Here’s the visual version, showing the recent expansion of information not only to your friends, but to your networks, to all of Facebook, and to the entire Internet.
The good news is, Facebook won’t be doing much more to undermine your privacy — because they’ve already decided to show just about everything to just about everybody.
The graphic is a representation of the information from this EFF article. Wired has more generalized discussion of the issues with Facebook, and Business Insider gives 10 Reasons to Delete Your Facebook Account. If you decide to do that, though, read this, because Facebook uses just about every trick short of outright lying to prevent you from actually deleting your account.
I’ve never given Facebook much private information; the furthest I went was to list my schools and graduation years, my marital status, and a few interests, none of which are particular secrets. But Facebook, unlike (say) LJ, allows for — sorry, let’s update our terms, is actively taking steps to facilitate — organized mining of that data. This bothers me on three fronts.
First, I can control what data I post about myself, but I can’t control what data my friends post about me. And while this is true of the Internet in general, on Facebook, any photo tagged with my name is automatically and unambiguously connected to me, in a way that I cannot avoid.

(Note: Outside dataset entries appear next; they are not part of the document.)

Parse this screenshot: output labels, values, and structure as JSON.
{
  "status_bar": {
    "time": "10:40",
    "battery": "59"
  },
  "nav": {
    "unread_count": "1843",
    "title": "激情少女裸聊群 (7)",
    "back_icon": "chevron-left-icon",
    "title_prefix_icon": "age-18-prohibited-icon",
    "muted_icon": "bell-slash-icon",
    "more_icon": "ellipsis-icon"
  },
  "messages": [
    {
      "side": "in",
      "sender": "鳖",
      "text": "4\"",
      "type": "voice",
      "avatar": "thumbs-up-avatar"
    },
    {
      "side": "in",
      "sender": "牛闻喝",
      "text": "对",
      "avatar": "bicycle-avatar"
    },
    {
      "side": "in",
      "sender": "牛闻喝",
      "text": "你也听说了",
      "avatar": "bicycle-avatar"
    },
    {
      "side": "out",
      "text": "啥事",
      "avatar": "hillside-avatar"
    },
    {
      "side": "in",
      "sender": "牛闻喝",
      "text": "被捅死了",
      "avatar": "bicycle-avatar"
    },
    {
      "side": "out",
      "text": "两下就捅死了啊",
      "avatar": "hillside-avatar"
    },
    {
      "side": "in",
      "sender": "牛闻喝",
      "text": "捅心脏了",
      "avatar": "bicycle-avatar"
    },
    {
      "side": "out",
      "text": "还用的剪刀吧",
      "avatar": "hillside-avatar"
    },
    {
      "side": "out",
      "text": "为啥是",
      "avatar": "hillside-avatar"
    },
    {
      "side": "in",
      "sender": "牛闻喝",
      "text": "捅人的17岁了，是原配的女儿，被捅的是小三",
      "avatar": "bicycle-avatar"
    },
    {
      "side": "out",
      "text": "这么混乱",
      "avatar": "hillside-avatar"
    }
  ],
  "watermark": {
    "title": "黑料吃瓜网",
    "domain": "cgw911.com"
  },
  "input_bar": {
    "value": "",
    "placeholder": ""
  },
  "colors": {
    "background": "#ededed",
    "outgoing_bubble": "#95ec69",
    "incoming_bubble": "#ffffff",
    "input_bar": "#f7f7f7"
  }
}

Also, changes have made it such that I’m not just sharing that info with friends, and with Facebook-the-company, but with everybody who develops an application for them. Do I trust all of those people?
Second, this is a cynical violation of the principles on which Facebook was founded. After years of saying your information would be private, visible only to friends (thus encouraging you to submit a lot of it — after all, isn’t the point of the service to share news with your friends?), now the founder is claiming that our society’s privacy standards have changed and he’s just keeping up with the times. We all totally want to live our lives in public on the Internet, right?
Third — most offensively — this is opt-out, not opt-in. Facebook did not ask me, “would you like to share these pieces of information by connecting them to these public pages?” It said, “You’re now going to share all of this! Or you can pick individually.” And then I had to manually deselect every single item, because I didn’t get a “no, thanks” option. Given the way Facebook has implemented changes, I have no certainty at all that I’ve successfully kept myself out of that loop, because they bury the “stay private” options as deeply as they can — when they even provide them. Sometimes the only way to stay clear is to completely delete information about yourself: you can no longer have private “likes.” You either have them, and they’re auto-linked to public pages, or you leave them blank. So much for sharing private info with friends. To use the service now is to use it for all the Internet to see.
Which is faintly annoying when it’s just a matter of me listing, oh, music as a hobby. But what if you’ve listed “gay marriage rights”? Or “abortion rights”? Or something else politically sensitive? Now your activism is visible to your boss (who maybe voted Yes on 8), and to people who maybe like harassing activists like you.
There are more details in the articles I’ve linked, but those are enough for me. The value I get from Facebook is marginal: yeah, I’ve connected to old friends from high school, etc, but we’ve done nothing more than connect; I haven’t struck up conversations with them. The signal-to-noise ratio of my news feed is so abysmal I don’t even bother reading it most of the time. I hate the layout of the service, and as for the applications, they’re time-wasters I really, really don’t need.
And I don’t feel like continuing to patronize a service that behaves this badly, even if the actual damage to me is likewise marginal.